Task directions: Below are entries to examine: work out how many lines contain the word "price", and give only that number.

Provided entries:
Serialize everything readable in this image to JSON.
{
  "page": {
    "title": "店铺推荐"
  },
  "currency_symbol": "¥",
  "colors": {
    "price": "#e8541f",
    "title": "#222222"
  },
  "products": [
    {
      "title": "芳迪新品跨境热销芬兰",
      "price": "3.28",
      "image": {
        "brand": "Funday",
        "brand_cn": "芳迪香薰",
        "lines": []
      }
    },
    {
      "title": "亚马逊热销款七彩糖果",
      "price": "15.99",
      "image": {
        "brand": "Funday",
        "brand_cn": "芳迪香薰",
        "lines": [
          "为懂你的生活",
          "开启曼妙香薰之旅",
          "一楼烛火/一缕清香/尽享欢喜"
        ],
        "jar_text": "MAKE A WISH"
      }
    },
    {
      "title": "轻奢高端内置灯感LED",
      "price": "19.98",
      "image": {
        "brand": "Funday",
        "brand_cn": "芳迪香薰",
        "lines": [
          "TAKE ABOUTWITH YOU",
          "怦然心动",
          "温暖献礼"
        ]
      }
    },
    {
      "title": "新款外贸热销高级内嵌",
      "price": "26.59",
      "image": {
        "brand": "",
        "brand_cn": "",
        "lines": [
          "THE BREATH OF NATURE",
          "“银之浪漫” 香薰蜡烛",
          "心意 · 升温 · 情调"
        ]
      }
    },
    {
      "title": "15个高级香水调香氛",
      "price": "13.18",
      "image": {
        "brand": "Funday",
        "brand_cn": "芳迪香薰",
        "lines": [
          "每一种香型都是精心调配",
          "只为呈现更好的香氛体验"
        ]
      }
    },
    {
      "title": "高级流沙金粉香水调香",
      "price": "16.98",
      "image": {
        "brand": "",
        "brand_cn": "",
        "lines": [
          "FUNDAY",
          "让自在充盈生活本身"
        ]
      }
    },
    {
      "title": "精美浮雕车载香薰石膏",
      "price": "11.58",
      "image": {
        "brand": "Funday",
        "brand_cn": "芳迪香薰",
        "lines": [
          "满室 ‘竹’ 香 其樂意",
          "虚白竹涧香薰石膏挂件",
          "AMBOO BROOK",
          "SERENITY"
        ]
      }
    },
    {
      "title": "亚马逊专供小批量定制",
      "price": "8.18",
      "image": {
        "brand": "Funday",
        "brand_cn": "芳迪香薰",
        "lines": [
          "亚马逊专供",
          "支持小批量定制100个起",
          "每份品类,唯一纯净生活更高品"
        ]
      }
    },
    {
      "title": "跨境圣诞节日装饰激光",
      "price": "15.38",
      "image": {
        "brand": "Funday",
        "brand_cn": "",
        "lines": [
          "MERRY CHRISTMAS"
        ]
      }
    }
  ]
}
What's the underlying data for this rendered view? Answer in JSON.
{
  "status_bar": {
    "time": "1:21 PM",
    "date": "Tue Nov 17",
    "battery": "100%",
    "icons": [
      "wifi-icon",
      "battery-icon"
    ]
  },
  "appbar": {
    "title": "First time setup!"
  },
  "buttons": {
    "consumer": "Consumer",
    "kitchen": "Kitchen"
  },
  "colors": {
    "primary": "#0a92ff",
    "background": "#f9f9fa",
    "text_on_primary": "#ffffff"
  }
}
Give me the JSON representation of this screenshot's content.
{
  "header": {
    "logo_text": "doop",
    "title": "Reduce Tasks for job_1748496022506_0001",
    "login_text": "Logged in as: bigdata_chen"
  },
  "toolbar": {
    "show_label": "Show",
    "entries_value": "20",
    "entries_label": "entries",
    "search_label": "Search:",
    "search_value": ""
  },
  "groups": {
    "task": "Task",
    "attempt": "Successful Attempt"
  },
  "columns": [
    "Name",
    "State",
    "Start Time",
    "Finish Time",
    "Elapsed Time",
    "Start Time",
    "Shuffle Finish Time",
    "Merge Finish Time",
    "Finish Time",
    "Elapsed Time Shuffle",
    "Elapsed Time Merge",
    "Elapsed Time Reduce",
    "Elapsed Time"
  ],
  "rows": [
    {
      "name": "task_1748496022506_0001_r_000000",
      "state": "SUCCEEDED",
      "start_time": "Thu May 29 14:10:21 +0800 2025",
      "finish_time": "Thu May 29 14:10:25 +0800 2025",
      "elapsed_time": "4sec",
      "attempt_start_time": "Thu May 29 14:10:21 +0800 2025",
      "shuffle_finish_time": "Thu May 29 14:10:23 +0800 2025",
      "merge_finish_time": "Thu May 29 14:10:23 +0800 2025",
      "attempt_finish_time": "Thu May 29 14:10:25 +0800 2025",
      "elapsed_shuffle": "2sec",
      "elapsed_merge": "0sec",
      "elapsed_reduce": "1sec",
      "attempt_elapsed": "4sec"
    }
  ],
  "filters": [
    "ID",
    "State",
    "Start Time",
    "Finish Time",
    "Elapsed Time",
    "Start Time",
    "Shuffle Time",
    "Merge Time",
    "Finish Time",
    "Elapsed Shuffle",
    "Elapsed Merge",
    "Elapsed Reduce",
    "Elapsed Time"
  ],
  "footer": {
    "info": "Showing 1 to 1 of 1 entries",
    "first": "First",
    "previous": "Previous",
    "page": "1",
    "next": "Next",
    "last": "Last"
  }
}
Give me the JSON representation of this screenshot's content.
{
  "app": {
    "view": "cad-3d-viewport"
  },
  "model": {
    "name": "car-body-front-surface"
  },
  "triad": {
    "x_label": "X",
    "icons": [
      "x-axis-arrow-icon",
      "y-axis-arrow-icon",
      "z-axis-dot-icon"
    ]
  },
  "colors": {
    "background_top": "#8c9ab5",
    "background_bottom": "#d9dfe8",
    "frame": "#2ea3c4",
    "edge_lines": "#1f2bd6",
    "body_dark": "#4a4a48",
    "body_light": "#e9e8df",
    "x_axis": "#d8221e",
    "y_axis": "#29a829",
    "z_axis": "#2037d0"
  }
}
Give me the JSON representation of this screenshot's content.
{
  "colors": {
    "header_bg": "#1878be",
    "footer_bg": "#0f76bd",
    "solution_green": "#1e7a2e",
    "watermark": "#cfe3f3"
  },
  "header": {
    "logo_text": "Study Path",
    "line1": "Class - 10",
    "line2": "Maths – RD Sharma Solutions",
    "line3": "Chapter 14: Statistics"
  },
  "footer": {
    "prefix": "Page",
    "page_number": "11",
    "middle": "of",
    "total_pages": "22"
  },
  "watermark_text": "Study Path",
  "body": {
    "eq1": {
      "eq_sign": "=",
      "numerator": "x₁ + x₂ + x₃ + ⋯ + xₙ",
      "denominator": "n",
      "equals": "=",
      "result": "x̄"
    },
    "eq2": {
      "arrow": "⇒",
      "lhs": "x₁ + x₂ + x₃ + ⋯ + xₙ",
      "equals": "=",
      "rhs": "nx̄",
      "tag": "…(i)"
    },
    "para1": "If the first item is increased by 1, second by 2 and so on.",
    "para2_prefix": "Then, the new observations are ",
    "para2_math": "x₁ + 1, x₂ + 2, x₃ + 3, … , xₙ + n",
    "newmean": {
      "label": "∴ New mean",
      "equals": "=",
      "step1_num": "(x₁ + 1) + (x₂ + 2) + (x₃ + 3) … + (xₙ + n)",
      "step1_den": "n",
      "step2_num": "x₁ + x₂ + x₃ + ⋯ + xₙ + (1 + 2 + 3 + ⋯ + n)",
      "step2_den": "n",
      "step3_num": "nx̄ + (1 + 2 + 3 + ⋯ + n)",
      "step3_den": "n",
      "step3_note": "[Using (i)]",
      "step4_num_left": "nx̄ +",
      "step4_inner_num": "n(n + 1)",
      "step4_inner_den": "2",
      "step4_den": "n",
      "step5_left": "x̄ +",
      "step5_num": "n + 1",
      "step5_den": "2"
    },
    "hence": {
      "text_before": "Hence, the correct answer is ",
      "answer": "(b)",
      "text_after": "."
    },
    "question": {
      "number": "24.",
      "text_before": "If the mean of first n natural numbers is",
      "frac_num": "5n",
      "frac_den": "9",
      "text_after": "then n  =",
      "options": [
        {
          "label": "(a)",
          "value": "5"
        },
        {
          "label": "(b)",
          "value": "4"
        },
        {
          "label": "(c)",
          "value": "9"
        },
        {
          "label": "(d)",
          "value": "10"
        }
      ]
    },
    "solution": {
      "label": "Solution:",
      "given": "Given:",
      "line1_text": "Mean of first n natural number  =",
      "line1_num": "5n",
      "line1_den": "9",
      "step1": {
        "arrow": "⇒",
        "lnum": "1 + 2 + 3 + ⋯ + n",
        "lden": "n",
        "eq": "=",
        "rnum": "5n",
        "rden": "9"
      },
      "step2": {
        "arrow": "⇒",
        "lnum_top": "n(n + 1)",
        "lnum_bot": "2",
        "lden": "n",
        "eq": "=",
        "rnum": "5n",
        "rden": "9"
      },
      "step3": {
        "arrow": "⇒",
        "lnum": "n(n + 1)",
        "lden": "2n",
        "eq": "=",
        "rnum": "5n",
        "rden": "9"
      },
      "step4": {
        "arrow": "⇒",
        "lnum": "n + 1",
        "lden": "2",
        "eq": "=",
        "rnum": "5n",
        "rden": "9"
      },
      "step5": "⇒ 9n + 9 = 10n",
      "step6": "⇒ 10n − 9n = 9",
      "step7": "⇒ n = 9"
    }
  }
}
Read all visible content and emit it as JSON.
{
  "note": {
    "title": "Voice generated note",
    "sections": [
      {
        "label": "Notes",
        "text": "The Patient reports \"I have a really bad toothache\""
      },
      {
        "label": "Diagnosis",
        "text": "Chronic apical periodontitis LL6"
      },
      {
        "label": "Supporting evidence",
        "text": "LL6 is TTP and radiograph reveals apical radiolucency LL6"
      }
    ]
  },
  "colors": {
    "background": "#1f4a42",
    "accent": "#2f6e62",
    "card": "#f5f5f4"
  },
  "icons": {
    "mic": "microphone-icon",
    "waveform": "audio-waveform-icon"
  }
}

Finished task: 10